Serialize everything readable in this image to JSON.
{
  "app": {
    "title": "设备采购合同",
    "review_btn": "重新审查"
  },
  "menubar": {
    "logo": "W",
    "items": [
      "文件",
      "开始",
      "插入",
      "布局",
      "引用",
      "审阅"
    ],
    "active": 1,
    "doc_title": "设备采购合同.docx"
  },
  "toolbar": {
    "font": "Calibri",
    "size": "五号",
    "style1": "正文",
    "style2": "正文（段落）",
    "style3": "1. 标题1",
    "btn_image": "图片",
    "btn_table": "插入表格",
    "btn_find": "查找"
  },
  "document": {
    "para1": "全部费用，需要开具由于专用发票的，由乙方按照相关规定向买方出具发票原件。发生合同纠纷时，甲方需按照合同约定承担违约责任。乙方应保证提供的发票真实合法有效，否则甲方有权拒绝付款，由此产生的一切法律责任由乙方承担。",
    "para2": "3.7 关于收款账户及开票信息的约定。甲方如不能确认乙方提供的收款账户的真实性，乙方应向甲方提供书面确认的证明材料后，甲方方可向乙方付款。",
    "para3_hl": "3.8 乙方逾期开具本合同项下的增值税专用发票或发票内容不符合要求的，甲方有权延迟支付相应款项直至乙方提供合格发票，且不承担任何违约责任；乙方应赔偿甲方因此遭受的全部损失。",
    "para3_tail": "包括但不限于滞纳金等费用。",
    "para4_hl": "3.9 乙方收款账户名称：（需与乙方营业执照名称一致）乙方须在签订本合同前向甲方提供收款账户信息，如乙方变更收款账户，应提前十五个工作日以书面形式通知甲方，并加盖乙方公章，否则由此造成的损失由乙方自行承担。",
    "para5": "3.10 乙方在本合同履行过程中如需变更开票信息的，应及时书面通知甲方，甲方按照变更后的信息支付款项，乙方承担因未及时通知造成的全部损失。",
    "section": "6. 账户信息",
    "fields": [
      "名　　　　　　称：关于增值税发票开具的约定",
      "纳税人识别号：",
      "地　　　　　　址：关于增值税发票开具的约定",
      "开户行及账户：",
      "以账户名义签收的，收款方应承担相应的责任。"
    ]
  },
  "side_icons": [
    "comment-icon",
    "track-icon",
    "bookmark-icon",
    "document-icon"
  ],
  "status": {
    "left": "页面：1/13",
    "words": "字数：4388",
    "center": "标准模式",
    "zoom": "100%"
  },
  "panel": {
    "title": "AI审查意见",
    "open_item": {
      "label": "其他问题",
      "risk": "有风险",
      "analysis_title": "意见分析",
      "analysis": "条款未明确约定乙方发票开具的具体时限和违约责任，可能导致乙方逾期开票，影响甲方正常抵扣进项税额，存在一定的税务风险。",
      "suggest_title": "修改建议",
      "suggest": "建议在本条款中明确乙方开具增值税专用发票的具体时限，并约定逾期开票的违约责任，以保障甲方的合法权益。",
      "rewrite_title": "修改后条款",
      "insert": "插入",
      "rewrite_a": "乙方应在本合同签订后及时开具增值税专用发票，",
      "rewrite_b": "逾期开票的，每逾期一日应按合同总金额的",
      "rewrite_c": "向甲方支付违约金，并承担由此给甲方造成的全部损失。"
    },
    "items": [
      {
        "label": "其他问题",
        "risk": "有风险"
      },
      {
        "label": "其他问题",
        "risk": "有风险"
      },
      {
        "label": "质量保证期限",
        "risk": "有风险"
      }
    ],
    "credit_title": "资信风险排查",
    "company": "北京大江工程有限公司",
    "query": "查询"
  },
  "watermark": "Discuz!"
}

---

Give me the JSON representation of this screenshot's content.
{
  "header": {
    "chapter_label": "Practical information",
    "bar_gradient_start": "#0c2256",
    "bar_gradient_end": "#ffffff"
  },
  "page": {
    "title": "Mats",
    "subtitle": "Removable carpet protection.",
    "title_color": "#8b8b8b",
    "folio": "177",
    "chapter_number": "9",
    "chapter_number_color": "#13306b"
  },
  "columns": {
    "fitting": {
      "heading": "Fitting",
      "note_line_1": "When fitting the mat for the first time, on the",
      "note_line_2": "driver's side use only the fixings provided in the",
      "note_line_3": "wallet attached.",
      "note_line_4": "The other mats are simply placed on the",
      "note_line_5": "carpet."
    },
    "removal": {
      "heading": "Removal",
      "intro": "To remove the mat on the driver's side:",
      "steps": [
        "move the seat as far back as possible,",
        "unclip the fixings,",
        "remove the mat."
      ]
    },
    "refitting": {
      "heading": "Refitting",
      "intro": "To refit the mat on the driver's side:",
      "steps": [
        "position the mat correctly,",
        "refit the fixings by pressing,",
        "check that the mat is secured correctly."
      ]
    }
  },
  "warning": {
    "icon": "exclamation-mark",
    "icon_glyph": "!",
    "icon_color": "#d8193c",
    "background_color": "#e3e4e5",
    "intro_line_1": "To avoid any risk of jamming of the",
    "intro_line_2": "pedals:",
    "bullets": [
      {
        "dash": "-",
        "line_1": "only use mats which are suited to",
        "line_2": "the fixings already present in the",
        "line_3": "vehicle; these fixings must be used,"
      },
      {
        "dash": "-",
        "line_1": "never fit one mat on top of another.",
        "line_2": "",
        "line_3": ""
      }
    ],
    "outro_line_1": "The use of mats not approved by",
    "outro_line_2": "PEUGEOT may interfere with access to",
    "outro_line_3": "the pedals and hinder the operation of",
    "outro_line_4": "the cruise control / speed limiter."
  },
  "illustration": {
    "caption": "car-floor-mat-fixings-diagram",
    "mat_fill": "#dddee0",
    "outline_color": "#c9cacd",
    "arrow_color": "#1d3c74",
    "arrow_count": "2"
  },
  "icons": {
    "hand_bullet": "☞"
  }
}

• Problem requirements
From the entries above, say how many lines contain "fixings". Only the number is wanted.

• Task response
6